Human Services Budget 2013 Backgrounder
Details of Human Services 2013-14 Budget
Budget 2013 maintains the maximum monthly income benefit of $1,588 for qualified Assured Income for the Severely Handicapped (AISH) recipients. AISH financial support, health benefits and other supports will be provided to about 47,000 adults with severe and permanent disabilities to help them live more independently. Nearly $1.1 billion is budgeted for AISH in 2013-14, an increase of $46 million or 4.4% from the 2012-13 forecast to address anticipated caseload growth.
Persons with Developmental Disabilities (PDD) is transitioning into an outcomes-based service delivery system that provides a variety of supports to encourage independence and community involvement. The program will receive $694 million in 2013-14, a $5.5 million increase from 2012-13. Work will continue with families and community partners to a funding model based on assessed needs that achieves positive outcomes.
The budget for Child Intervention is $694 million in 2013-14, an increase of nearly $16 million from 2012-13 including a $7 million increase to $197 million for Foster Care Support, funding more than 5,400 foster child placements.
Budget 2013 maintains full child care subsidies for families with a household income of less than $50,000 as introduced in Budget 2012, providing more than $179 million this fiscal year, a $7 million increase from 2012-13.
Family Support for Children with Disabilities
Family Support for Children with Disabilities provides supports to families so that children with disabilities have an opportunity to develop to their potential. The budget is $143 million in 2013-14, an increase of $6 million from 2012-13, reflecting anticipated caseload growth.
Supports for Underemployed and Unemployed People
Employment training, income supports and health benefits help underemployed and unemployed people find and keep jobs, and help eligible Albertans cover their basic costs of living. Albertans receiving income support benefits also receive financial assistance for child care, school supplies and work clothes. Combined, the budget for these programs is $883 million in 2013-14, down from $981 million forecast in 2012-13. This includes a decrease in federal funding of over $5 million under the Labour Market Agreement (LMA) and Targeted Initiative for Older Workers (TIOW).
Interagency Council on Homelessness
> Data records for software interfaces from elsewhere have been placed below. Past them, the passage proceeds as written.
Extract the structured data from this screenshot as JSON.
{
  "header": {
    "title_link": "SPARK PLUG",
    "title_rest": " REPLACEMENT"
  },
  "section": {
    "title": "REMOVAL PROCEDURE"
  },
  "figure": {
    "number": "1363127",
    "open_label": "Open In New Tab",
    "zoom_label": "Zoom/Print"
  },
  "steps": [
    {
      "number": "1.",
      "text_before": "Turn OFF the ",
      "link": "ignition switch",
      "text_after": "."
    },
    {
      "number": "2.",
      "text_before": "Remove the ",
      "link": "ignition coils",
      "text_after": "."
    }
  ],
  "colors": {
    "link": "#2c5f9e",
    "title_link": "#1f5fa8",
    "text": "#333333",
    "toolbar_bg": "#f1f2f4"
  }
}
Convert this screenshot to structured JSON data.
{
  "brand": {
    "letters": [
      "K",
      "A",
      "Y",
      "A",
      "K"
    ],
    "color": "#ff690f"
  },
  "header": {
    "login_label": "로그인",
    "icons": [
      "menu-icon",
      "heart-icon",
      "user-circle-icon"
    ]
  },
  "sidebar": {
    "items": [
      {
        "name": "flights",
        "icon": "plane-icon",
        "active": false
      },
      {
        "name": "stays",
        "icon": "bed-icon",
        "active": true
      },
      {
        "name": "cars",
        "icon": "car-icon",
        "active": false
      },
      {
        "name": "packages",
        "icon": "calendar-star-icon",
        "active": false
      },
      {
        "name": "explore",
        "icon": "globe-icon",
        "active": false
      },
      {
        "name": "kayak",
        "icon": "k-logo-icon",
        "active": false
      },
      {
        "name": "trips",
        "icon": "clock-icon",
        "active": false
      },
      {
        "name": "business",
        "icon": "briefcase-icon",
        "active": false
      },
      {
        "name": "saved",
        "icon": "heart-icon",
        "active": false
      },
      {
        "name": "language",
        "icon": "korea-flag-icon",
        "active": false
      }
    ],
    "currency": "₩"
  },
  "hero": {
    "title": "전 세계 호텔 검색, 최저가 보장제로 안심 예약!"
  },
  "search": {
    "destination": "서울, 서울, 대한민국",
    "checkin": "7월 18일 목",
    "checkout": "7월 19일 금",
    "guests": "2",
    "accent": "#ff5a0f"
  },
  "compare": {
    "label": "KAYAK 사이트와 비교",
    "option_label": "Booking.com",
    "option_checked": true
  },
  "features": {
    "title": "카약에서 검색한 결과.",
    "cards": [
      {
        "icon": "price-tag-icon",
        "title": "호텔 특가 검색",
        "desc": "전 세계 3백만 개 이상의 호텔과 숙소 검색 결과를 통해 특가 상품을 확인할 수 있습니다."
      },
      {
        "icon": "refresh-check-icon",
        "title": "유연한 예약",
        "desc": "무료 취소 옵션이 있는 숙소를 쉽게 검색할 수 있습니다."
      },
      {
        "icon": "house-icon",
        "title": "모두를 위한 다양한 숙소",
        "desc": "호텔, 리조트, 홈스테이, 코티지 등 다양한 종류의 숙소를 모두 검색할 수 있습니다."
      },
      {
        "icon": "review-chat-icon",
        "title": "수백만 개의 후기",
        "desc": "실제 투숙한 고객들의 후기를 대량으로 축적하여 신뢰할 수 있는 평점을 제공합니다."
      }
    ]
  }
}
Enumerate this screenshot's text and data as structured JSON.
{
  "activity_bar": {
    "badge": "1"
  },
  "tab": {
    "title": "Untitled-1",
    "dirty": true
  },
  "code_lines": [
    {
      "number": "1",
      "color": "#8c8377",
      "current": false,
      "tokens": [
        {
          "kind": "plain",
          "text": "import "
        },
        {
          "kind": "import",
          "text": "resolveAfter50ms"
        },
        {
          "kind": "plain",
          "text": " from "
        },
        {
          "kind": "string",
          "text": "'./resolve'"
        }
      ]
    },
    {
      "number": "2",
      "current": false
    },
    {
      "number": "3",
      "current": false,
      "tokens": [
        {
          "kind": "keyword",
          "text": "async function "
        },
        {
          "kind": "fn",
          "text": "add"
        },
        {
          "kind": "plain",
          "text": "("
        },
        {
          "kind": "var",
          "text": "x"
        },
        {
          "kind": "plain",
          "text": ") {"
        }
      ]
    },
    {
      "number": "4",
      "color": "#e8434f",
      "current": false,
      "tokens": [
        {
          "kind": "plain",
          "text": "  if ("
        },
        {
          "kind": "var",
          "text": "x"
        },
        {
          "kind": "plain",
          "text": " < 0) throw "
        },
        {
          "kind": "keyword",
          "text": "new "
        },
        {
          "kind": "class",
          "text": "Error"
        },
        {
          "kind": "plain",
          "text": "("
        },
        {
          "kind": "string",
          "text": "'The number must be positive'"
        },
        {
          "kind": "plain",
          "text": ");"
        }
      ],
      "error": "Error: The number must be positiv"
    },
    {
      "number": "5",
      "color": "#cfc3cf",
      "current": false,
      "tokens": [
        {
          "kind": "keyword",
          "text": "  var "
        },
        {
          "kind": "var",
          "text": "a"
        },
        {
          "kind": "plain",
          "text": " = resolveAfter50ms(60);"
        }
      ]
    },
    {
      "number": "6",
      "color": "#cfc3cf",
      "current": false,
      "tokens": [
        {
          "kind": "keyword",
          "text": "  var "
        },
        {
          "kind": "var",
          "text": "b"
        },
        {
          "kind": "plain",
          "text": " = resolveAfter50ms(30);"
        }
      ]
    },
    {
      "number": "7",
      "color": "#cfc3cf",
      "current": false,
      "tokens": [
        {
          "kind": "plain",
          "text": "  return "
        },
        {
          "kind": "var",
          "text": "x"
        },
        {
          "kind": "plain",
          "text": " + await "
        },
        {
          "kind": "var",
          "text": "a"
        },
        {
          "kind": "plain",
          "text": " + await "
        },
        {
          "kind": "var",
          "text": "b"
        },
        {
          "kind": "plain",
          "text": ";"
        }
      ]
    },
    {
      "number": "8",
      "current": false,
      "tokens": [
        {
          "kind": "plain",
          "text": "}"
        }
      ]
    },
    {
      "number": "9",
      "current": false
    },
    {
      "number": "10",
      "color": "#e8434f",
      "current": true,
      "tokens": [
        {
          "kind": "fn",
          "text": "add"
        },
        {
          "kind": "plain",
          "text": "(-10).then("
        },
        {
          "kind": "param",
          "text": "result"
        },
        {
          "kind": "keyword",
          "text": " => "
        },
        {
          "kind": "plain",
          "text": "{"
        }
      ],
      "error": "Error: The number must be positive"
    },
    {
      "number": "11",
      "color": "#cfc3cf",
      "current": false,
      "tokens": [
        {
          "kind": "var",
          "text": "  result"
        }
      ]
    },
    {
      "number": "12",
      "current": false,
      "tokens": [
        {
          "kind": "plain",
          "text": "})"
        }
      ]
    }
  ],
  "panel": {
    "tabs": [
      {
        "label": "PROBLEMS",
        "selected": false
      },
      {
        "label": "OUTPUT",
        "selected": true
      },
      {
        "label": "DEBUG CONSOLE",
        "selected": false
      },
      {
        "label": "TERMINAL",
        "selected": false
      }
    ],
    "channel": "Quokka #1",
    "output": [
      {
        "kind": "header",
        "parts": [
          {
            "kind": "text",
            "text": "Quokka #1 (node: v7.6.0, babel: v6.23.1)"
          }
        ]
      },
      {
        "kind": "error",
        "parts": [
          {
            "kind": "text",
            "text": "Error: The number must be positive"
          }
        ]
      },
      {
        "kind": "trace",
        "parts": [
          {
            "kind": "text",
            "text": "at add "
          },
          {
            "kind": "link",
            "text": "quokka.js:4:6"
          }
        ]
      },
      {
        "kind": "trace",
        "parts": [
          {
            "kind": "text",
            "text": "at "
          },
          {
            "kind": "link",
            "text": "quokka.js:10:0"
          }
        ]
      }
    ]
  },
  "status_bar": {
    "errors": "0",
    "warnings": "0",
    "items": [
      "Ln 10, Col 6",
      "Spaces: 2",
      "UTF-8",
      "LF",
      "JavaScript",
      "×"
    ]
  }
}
A new Interagency Council on Homelessness was established to lead implementation of the 10-year plan to end homelessness in Alberta. With $111 million in 2013-14 for homelessness support, this budget increases by $1.2 million and will provide outreach support services and help house about 1,800 homeless Albertans this year, as well as fund over 3,200 spaces in emergency/transitional shelters. Since 2009-10, about 6,600 Albertans who were homeless have been placed in permanent housing.
Early Childhood Development
As part of the government’s focus on early childhood development, Human Services will provide $89 million in 2013-14 for early intervention and fetal alcohol spectrum disorder initiatives. A cross-ministry team composed of Human Services, Education and Health will focus special attention and effort on Early Childhood Development to promote awareness and education about maternal health and healthy starts to children’s early years.
Contracted Service Providers
Contracted service providers are important partners in delivering services that help children, families and vulnerable adults. Budget 2013 provides an additional $67.7 million in on-going funding to contracted agencies to attract and retain qualified staff. The budget’s commitment focuses on increasing the wages of the disability services agency sector, to close the wage gap with the child and family services sector. Through the Workforce Alliance, Human Services is working with contracted agency groups to address ongoing workforce issues within this sector. The goal of the Alliance is to support a stable and sustainable workforce that meets the needs of vulnerable children, families and adults with disabilities.